### TASK GOAL
Omit all pictures, then repeat the listing exactly.

### DATA FOR REVIEW
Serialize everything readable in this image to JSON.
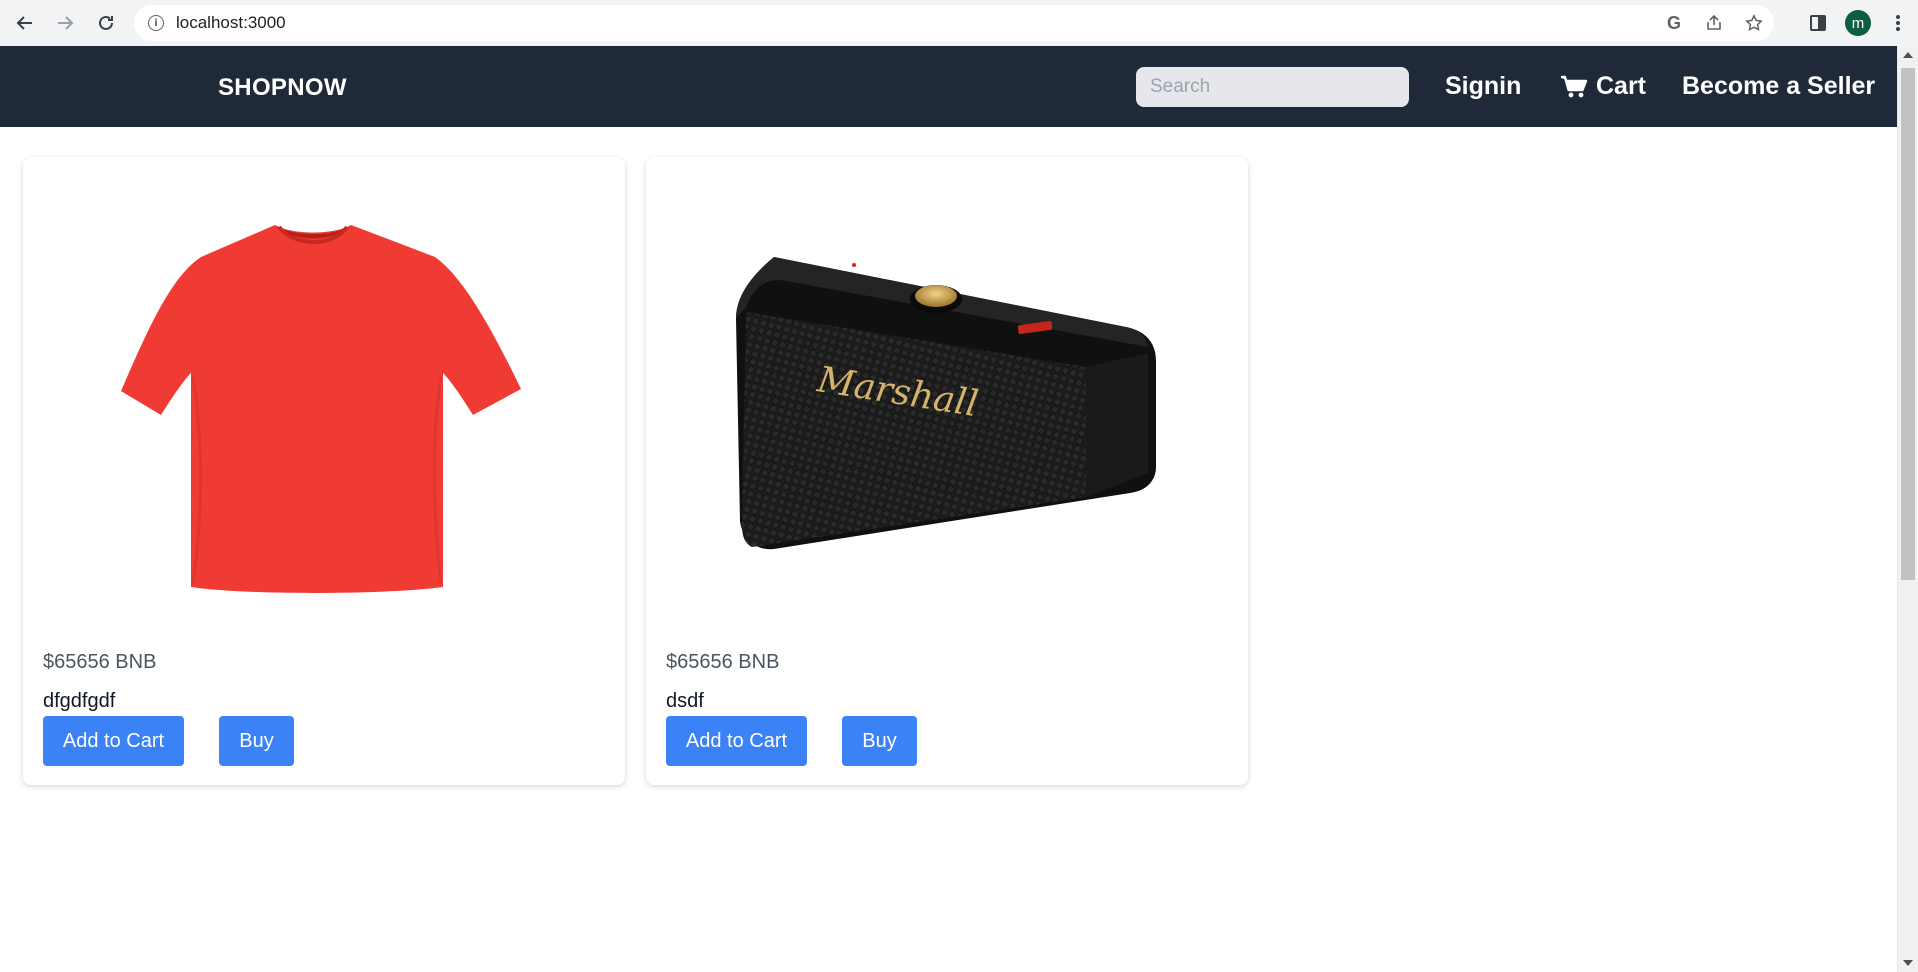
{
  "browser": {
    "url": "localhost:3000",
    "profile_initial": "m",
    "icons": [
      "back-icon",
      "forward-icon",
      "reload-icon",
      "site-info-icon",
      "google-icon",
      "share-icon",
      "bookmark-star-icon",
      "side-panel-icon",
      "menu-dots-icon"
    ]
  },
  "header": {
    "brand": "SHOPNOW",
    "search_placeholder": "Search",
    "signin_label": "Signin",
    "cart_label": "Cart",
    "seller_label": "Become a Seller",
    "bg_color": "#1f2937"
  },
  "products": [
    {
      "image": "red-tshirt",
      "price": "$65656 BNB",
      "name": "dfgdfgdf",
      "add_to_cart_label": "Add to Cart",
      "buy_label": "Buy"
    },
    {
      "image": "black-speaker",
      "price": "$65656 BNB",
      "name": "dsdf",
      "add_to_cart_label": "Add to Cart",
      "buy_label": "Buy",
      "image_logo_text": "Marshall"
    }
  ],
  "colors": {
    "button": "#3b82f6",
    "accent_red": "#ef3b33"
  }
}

### FINISHED EXERCISE
Serialize everything readable in this image to JSON.
{
  "browser": {
    "url": "localhost:3000",
    "profile_initial": "m",
    "icons": [
      "back-icon",
      "forward-icon",
      "reload-icon",
      "site-info-icon",
      "google-icon",
      "share-icon",
      "bookmark-star-icon",
      "side-panel-icon",
      "menu-dots-icon"
    ]
  },
  "header": {
    "brand": "SHOPNOW",
    "search_placeholder": "Search",
    "signin_label": "Signin",
    "cart_label": "Cart",
    "seller_label": "Become a Seller",
    "bg_color": "#1f2937"
  },
  "products": [
    {
      "image": "red-tshirt",
      "price": "$65656 BNB",
      "name": "dfgdfgdf",
      "add_to_cart_label": "Add to Cart",
      "buy_label": "Buy"
    },
    {
      "image": "black-speaker",
      "price": "$65656 BNB",
      "name": "dsdf",
      "add_to_cart_label": "Add to Cart",
      "buy_label": "Buy",
      "image_logo_text": "Marshall"
    }
  ],
  "colors": {
    "button": "#3b82f6",
    "accent_red": "#ef3b33"
  }
}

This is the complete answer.